- Phase IV: Revisiting the established definitions of 4B addressing the questions: do the definitions of 4B as defined stay consistent or change? Why or why not?
Show narrated PPT (10 minutes)/Introduce the 4B framework
Review definitions handout of Borders, Boundaries, Barriers, and Bridges (4Bs) (2mins):
Boundary: A boundary is similar to a border but may be nature-made or may be human-made. Boundaries can be affective and internalized.
Barrier: A barrier is an animate or inanimate obstacle. Barriers are positioned (politically, socially, culturally, economically, structurally) to be surmounted towards achieving some anticipated goal and/or outcome.
Bridge: Bridges traverse borders, boundaries, and barriers. Bridges facilitate or grant access to a place, person, situation, or opportunity.
Group Task (15mins to 90mins):
Expectation: In a given amount of set time, from15 to 90 mins, groups work together (with little input from the facilitator) staying in one place or moving about their immediate environment/ community thinking, identifying, observing, and discussing what they perceive as a border, boundary, barrier, or bridge, then capture their understanding with pictures/photographs with captions or descriptive narrative.
Second, after some time being in group discussion, participants are given the option to examine their environment and take pictures (or capture in writing what they notice) of what they feel is representative of what they define as a border, boundary, barrier, or bridge.
Phases II - IV
Whole group share and debrief (allow for 5-10 minutes per group to report back).
This portion of the activity should be predominantly participants talking and sharing about their images, process, group dynamic, and anything learned. Focus on what and why prompts. Encourage participants to explain and make connections. Ask questions and allot time for responses.

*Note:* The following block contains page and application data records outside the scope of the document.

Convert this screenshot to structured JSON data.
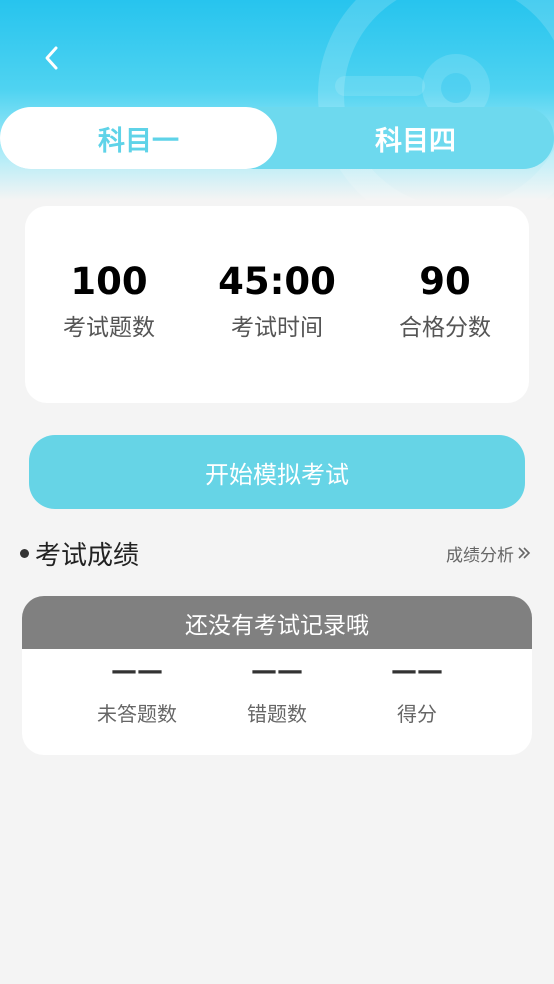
{
  "nav": {
    "back_icon": "chevron-left-icon"
  },
  "tabs": [
    {
      "label": "科目一",
      "active": true
    },
    {
      "label": "科目四",
      "active": false
    }
  ],
  "exam_info": {
    "stats": [
      {
        "value": "100",
        "label": "考试题数"
      },
      {
        "value": "45:00",
        "label": "考试时间"
      },
      {
        "value": "90",
        "label": "合格分数"
      }
    ]
  },
  "start_button": {
    "label": "开始模拟考试"
  },
  "results": {
    "title": "考试成绩",
    "analysis_link": "成绩分析",
    "empty_message": "还没有考试记录哦",
    "stats": [
      {
        "value": "——",
        "label": "未答题数"
      },
      {
        "value": "——",
        "label": "错题数"
      },
      {
        "value": "——",
        "label": "得分"
      }
    ]
  },
  "colors": {
    "accent": "#5fd3e8",
    "header_blue": "#27c4ee",
    "start_button": "#66d4e6",
    "record_header": "#808080",
    "background": "#f4f4f4"
  }
}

Conceptual analysis application: What do you know that helps understand the broader context of this picture? (Here is where you’d seek to notice any concepts, theories, or practices being taught/learned; any shifts in understanding the relevance of power and the non-neutrality of what a border, boundary, barrier, or bridge might mean OR understanding the various sociopolitical contexts that shape the 4Bs).
During the process of analysis and application, listen for and notice, if and how participants connect their thinking and understanding to aspects of power, sociopolitical contexts and consciousness; and demonstrate shifting from a neutral stance to heightened or deeper or expanded critical consciousness by asking more questions and challenging presumptions - their own and others.
Wrap Up: (15 minutes)
Action: All respond to and document - With what you have learned, will you do next?
In sharing these next steps and intentions, allow individuals to speak to their perspectives on how a border, boundary, barrier, or bridge might be interpreted within particular contexts towards a deeper understanding of equity as they relate to power and their sociopolitical awareness. Given what you hear as a facilitator, will support what next steps you and/or the group needs to take to continue to grow in this work.